Part Two of The Female Cell is dedicated exclusively to travel stories, each one tracing some element of the tourist experience in cities such as Cairo, Bangkok, and Selcuk. Rumaizah highlights moments that might be typical of any tourist’s encounter with a new environment, yet are also unusual in subject and detail. A sense of the supernatural pervades stories like “The Wooden Liver Box” and “Beautiful Lotus,” while the moral discomfort of facing beggars and the homeless appears in “Street Singers” and “The Patron.” These stories, along with the four others that make up this section, convey a rich level of detail and emotion: the frustration of a traveler in a family pension who finds herself without hot water on cold Turkish mornings, the curiosity of a tourist encountering a prison garden and its inmates in the Philippines, the confusion of a visitor unable to get accurate directions from the locals.

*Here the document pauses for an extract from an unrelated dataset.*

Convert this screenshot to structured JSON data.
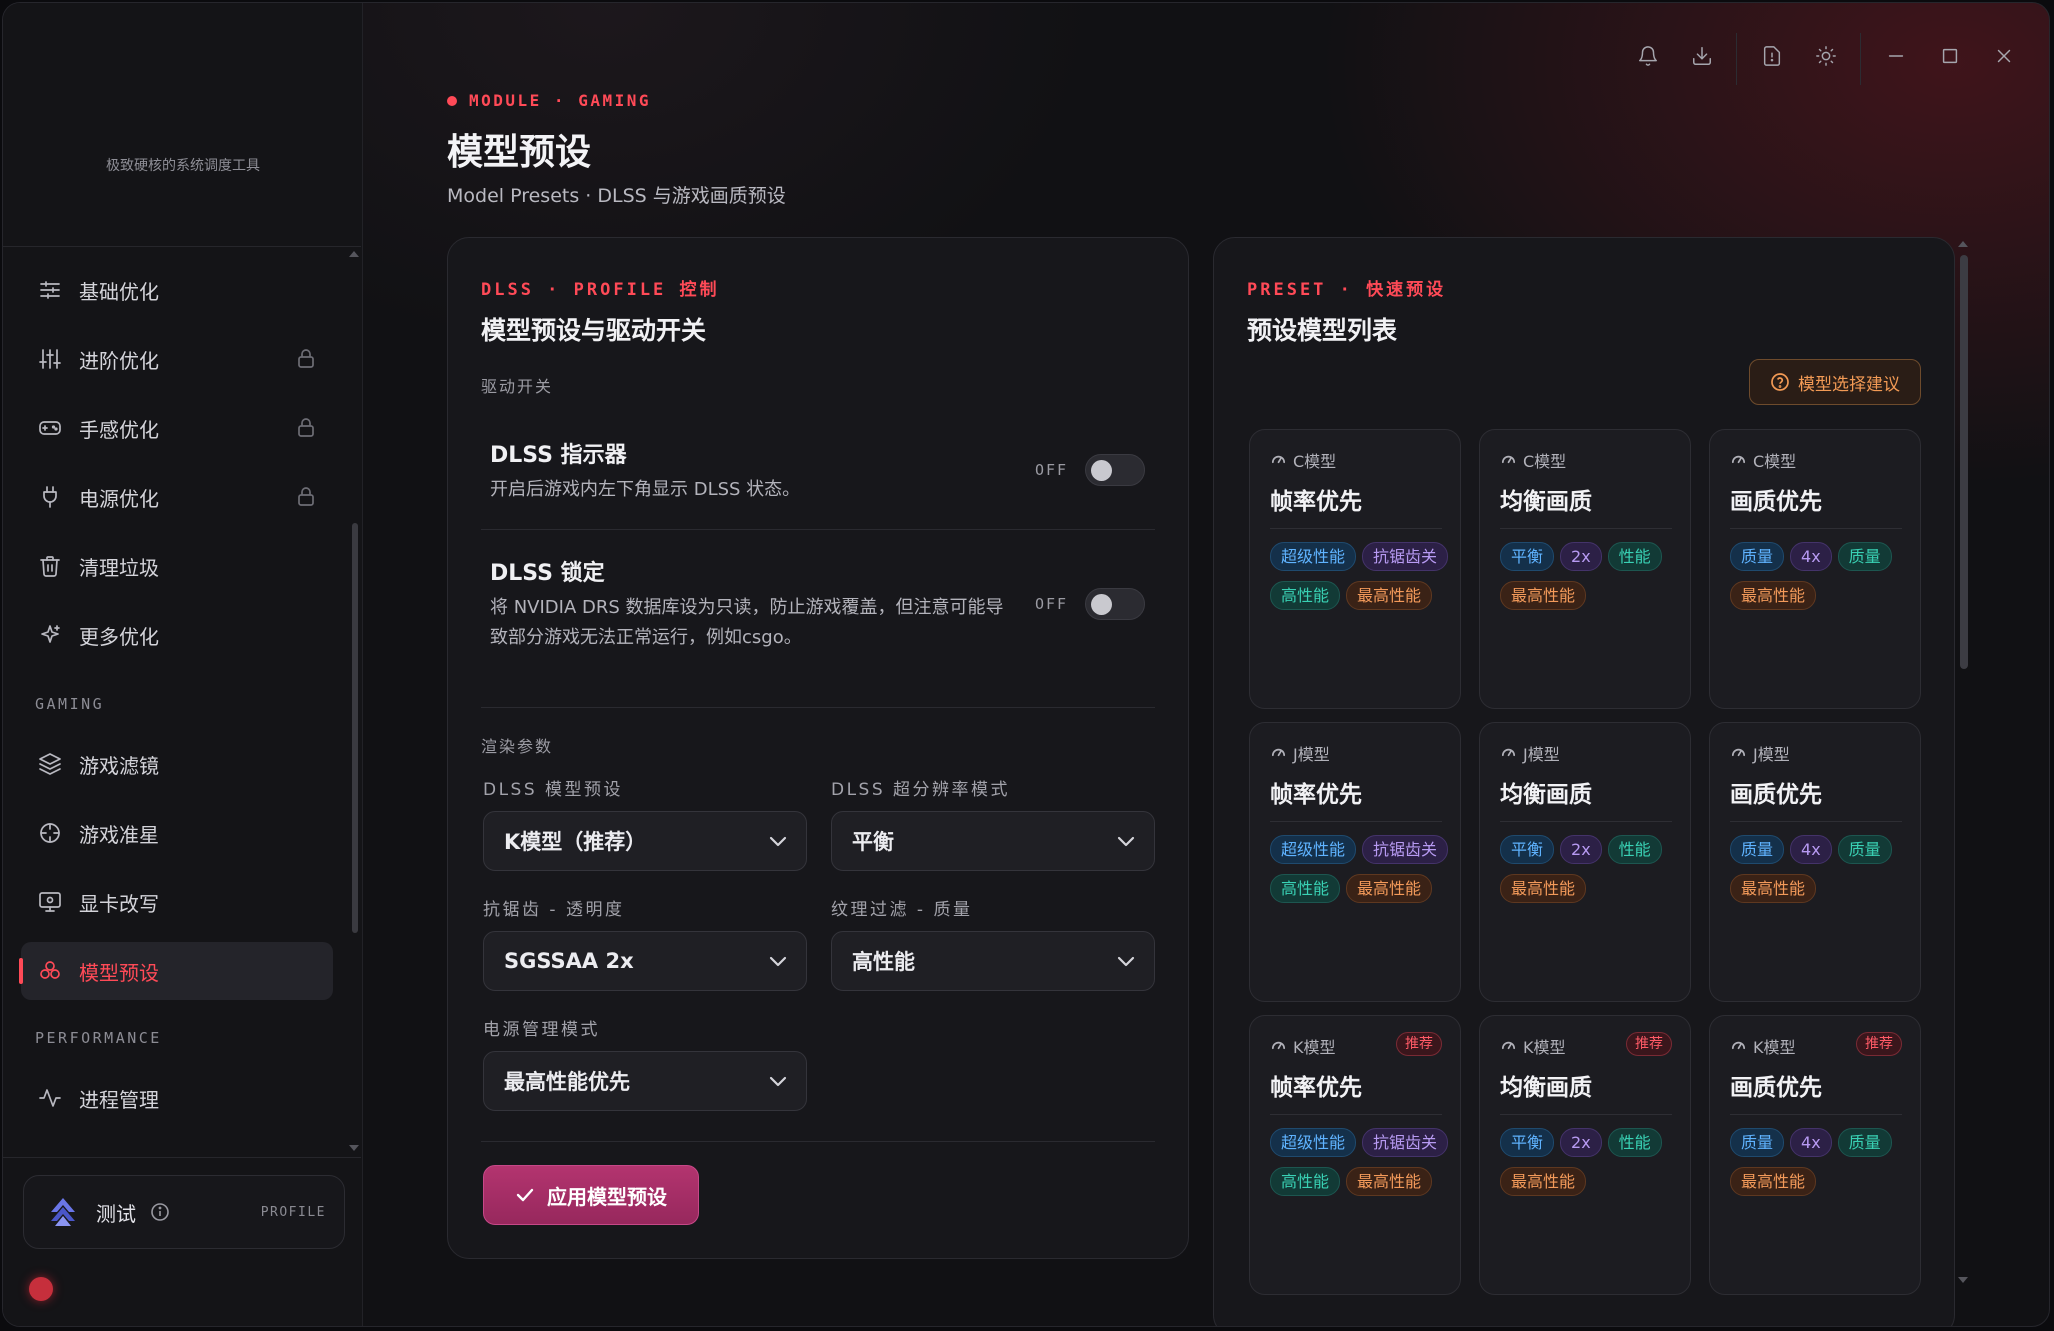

While Rumaizah’s collection is noteworthy for its ability to draw the reader into a personal engagement with the details of each narrative, her focus is notably different from that of established Malaysian writers such as K. S. Maniam and Shirley Lim. Both these authors’ attention to the dynamics of race relations in Malaysia situates their work within ongoing discussions of Malaysian national and ethnic identity. The Female Cell, on the other hand, appears to avoid such subjects intentionally, being more concerned with giving readers a flavor of everyday Malaysian life. The one exception to this pattern is “Christmas in July.” Yet, even taking that story into account, The Female Cell does not provide an in-depth commentary on questions of race and ethnicity in Malaysia, nor is that the goal of the publication. However, the conspicuous absence of major Indian characters in favor of predominantly Malay and Chinese characters speaks perhaps to an underlying tendency to view Malaysian life primarily from the majority rather than the minority perspective. That tendency is itself symptomatic of race relations in Malaysia, as is the desire to avoid discussing issues of ethnicity altogether. In this way, The Female Cell implicitly speaks to some of the tensions inherent in Malaysian race relations and reflects their influence on the day-to-day Malaysian experience.

* Muslims in Malaysia are always referred to by their first names, as their last names refer to the names of their fathers.